Dataset rows for apps and sites »
%%
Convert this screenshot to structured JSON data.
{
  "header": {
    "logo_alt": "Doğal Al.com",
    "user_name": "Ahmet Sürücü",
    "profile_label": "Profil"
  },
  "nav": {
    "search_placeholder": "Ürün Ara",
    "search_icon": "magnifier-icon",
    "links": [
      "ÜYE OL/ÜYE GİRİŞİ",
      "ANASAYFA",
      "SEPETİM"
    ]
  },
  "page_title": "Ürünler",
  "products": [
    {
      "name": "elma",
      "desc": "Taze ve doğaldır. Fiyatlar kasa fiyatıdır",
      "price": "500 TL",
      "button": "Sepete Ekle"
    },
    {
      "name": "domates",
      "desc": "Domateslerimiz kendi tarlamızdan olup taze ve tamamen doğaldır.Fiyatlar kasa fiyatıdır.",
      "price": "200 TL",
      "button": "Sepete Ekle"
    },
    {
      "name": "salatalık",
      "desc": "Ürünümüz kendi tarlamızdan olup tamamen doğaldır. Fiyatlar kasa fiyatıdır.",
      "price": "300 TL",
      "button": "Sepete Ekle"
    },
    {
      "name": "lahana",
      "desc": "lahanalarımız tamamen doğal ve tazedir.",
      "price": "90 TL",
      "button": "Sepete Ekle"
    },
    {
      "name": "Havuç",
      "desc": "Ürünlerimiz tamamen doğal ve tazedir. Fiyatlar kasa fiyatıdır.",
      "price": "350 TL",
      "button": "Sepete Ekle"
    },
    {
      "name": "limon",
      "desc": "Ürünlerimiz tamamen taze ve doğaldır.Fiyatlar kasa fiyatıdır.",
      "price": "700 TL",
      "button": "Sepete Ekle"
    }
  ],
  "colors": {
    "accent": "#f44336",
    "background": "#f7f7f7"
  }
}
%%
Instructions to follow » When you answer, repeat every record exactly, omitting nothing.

Written response »
Convert this screenshot to structured JSON data.
{
  "header": {
    "logo_alt": "Doğal Al.com",
    "user_name": "Ahmet Sürücü",
    "profile_label": "Profil"
  },
  "nav": {
    "search_placeholder": "Ürün Ara",
    "search_icon": "magnifier-icon",
    "links": [
      "ÜYE OL/ÜYE GİRİŞİ",
      "ANASAYFA",
      "SEPETİM"
    ]
  },
  "page_title": "Ürünler",
  "products": [
    {
      "name": "elma",
      "desc": "Taze ve doğaldır. Fiyatlar kasa fiyatıdır",
      "price": "500 TL",
      "button": "Sepete Ekle"
    },
    {
      "name": "domates",
      "desc": "Domateslerimiz kendi tarlamızdan olup taze ve tamamen doğaldır.Fiyatlar kasa fiyatıdır.",
      "price": "200 TL",
      "button": "Sepete Ekle"
    },
    {
      "name": "salatalık",
      "desc": "Ürünümüz kendi tarlamızdan olup tamamen doğaldır. Fiyatlar kasa fiyatıdır.",
      "price": "300 TL",
      "button": "Sepete Ekle"
    },
    {
      "name": "lahana",
      "desc": "lahanalarımız tamamen doğal ve tazedir.",
      "price": "90 TL",
      "button": "Sepete Ekle"
    },
    {
      "name": "Havuç",
      "desc": "Ürünlerimiz tamamen doğal ve tazedir. Fiyatlar kasa fiyatıdır.",
      "price": "350 TL",
      "button": "Sepete Ekle"
    },
    {
      "name": "limon",
      "desc": "Ürünlerimiz tamamen taze ve doğaldır.Fiyatlar kasa fiyatıdır.",
      "price": "700 TL",
      "button": "Sepete Ekle"
    }
  ],
  "colors": {
    "accent": "#f44336",
    "background": "#f7f7f7"
  }
}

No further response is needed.